Hilly and Hot

For the last few weeks I’ve been doing the Bike To Work Challenge with a group of coworkers, thus most of my riding has been the commute during the week. Tour de Blast is coming up in a soon and I needed to get some hill climbing in. Thus, I did my first non-commute ride since Camano Climb today.

There are a lot of 400′-600′-ish hills of different grades around here, so I didn’t have to go far. Last year I was avoiding these same hills, but now my climbing has gotten acceptable enough that it’s not a big deal. I was curious how much this year’s riding has differed from last year’s:

2003 to date One Year Ago All of 2002
Ride time

The mileage is higher, but the what stands out the most is the amount of climbing. With half the mileage, I’ve done about 80% of the ascent of all of last year. If I can find a way to keep riding through winter, I’d be a lean, mean, pedaling machine. 🙂

So the last three days has been our “summer:” no clouds, and temperatures in the 90s. We don’t have air conditioning and the house has been quite miserable. In fact, last after my ride today, we went to the shopping mall for dinner and just meandering while it cooled off.
I had hoped to get up reasonably early, but couldn’t get rolling until 9:00. Starting from home, I went down Dulthie Hill road, which is long and straight enough that I can usually hit 47mph going down. Since that’s faster than the posted speed limit, I usually take up the center lane going down, until the shoulder reappears
From there, I follow Redmond-Fall City road, which is delightfully flat and ensconsed in a farm valley. Even at 10am, it was still in the low 70s and cool. This gives me an opportunity to “warm up.” (As I’ve aged, so has it taken me longer to get into my biking rhythm. Now it’s around 15 miles…)
Ames Lake Rd was the first hill of the day. Except for the cow poop smell, this is a very pretty area for meditative riding. You can follow it to the Nestle factory in Carnation. Nestle used to have tours at their facility — and my spouse says it was quite good — but they discontinued the tours after 9/11. (I won’t speculate why.) The department of transportation is doing some kind of work a few miles away, so I can’t easily cut through.
Luckily, the next hill is Union Hill, which will be the highest elevation on the trip, as if 1,200′ is really that high. Following this are some rollers, then another climb onto Novelty Hill. The back-end of Novelty hill has a spectacularly dangerous drop on a 15% grade. This would have been moderately fun had the truck in front of me not kept tapping on his brakes. My rims were pretty hot from braking on the way down.
While stopped, looking at my map for the next interesting hill, and waiting for my rims to cool down, I was passed by a cutie lady cycling towards my next set of hills. I followed her for awhile.

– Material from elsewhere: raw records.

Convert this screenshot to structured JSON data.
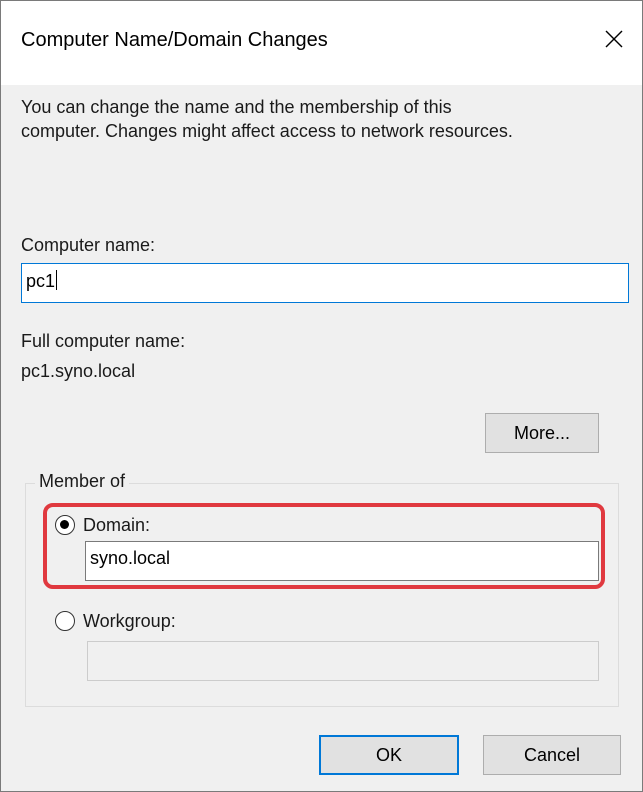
{
  "window": {
    "title": "Computer Name/Domain Changes",
    "close_glyph": "✕"
  },
  "intro_text_line1": "You can change the name and the membership of this",
  "intro_text_line2": "computer. Changes might affect access to network resources.",
  "computer_name": {
    "label": "Computer name:",
    "value": "pc1"
  },
  "full_computer_name": {
    "label": "Full computer name:",
    "value": "pc1.syno.local"
  },
  "buttons": {
    "more": "More...",
    "ok": "OK",
    "cancel": "Cancel"
  },
  "member_of": {
    "label": "Member of",
    "domain": {
      "label": "Domain:",
      "value": "syno.local",
      "selected": true
    },
    "workgroup": {
      "label": "Workgroup:",
      "value": "",
      "selected": false
    }
  },
  "colors": {
    "focus_border": "#0078d7",
    "highlight_annotation": "#e0393f",
    "dialog_bg": "#f0f0f0"
  }
}
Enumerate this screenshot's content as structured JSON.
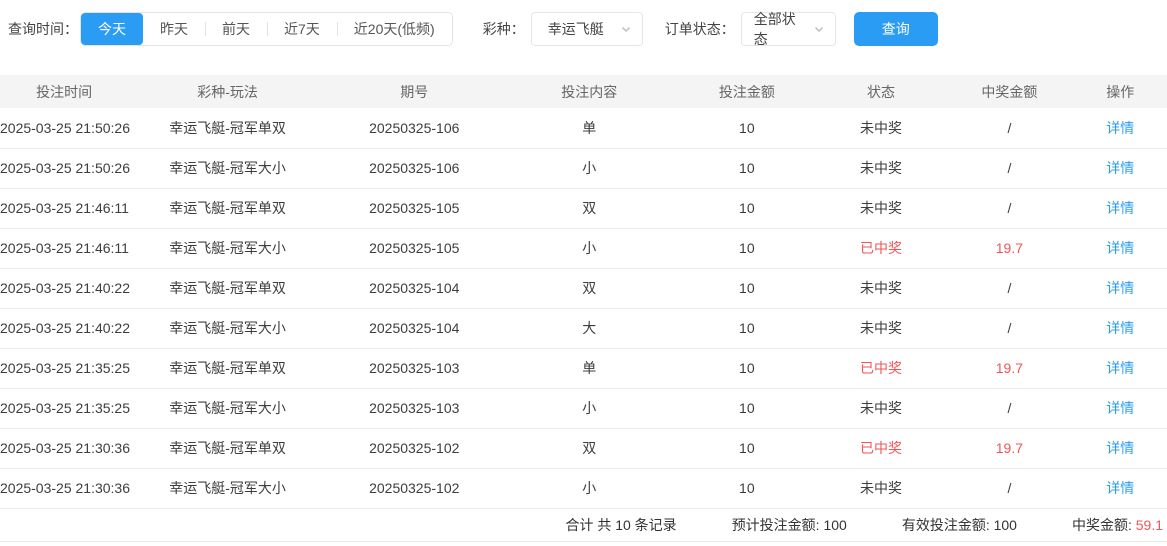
{
  "colors": {
    "accent": "#2b9cf4",
    "danger": "#f25555"
  },
  "filters": {
    "time_label": "查询时间：",
    "time_options": [
      {
        "label": "今天",
        "active": true
      },
      {
        "label": "昨天",
        "active": false
      },
      {
        "label": "前天",
        "active": false
      },
      {
        "label": "近7天",
        "active": false
      },
      {
        "label": "近20天(低频)",
        "active": false
      }
    ],
    "lottery_label": "彩种：",
    "lottery_value": "幸运飞艇",
    "status_label": "订单状态：",
    "status_value": "全部状态",
    "query_button": "查询"
  },
  "table": {
    "headers": [
      "投注时间",
      "彩种-玩法",
      "期号",
      "投注内容",
      "投注金额",
      "状态",
      "中奖金额",
      "操作"
    ],
    "action_label": "详情",
    "rows": [
      {
        "time": "2025-03-25 21:50:26",
        "play": "幸运飞艇-冠军单双",
        "issue": "20250325-106",
        "content": "单",
        "amount": "10",
        "status": "未中奖",
        "win": "/",
        "won": false
      },
      {
        "time": "2025-03-25 21:50:26",
        "play": "幸运飞艇-冠军大小",
        "issue": "20250325-106",
        "content": "小",
        "amount": "10",
        "status": "未中奖",
        "win": "/",
        "won": false
      },
      {
        "time": "2025-03-25 21:46:11",
        "play": "幸运飞艇-冠军单双",
        "issue": "20250325-105",
        "content": "双",
        "amount": "10",
        "status": "未中奖",
        "win": "/",
        "won": false
      },
      {
        "time": "2025-03-25 21:46:11",
        "play": "幸运飞艇-冠军大小",
        "issue": "20250325-105",
        "content": "小",
        "amount": "10",
        "status": "已中奖",
        "win": "19.7",
        "won": true
      },
      {
        "time": "2025-03-25 21:40:22",
        "play": "幸运飞艇-冠军单双",
        "issue": "20250325-104",
        "content": "双",
        "amount": "10",
        "status": "未中奖",
        "win": "/",
        "won": false
      },
      {
        "time": "2025-03-25 21:40:22",
        "play": "幸运飞艇-冠军大小",
        "issue": "20250325-104",
        "content": "大",
        "amount": "10",
        "status": "未中奖",
        "win": "/",
        "won": false
      },
      {
        "time": "2025-03-25 21:35:25",
        "play": "幸运飞艇-冠军单双",
        "issue": "20250325-103",
        "content": "单",
        "amount": "10",
        "status": "已中奖",
        "win": "19.7",
        "won": true
      },
      {
        "time": "2025-03-25 21:35:25",
        "play": "幸运飞艇-冠军大小",
        "issue": "20250325-103",
        "content": "小",
        "amount": "10",
        "status": "未中奖",
        "win": "/",
        "won": false
      },
      {
        "time": "2025-03-25 21:30:36",
        "play": "幸运飞艇-冠军单双",
        "issue": "20250325-102",
        "content": "双",
        "amount": "10",
        "status": "已中奖",
        "win": "19.7",
        "won": true
      },
      {
        "time": "2025-03-25 21:30:36",
        "play": "幸运飞艇-冠军大小",
        "issue": "20250325-102",
        "content": "小",
        "amount": "10",
        "status": "未中奖",
        "win": "/",
        "won": false
      }
    ]
  },
  "summary": {
    "total_text": "合计 共 10 条记录",
    "expected_label": "预计投注金额: ",
    "expected_value": "100",
    "valid_label": "有效投注金额: ",
    "valid_value": "100",
    "win_label": "中奖金额: ",
    "win_value": "59.1"
  }
}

She was sticking to the flat roads east. Since I was out for hills, I took Woodinville-Duval, which looked pretty impressive on the map with ten arrows in a row… it was indeed a fine hill, without the nasty grade on Novelty Hill.
By this point it was heating up with air temperature about 92F and surface readout as high as 97 (what my Polar was telling me I felt like). I took a turn back towards home. About this time, I had drank all the melted stuff in my Camebak and had a big hunk of ice leftover. I probably could/should have stopped and picked up something, but I needed to get back home.
The final hill of the day was going from East Lake Sammamish up Thompson Hill (so you know it’s steep) to the Plateau, followed by some steep but short rollers home. Total: 46.8 miles, 2,201′ elevation gain, temperature 94F, three Clif Bars.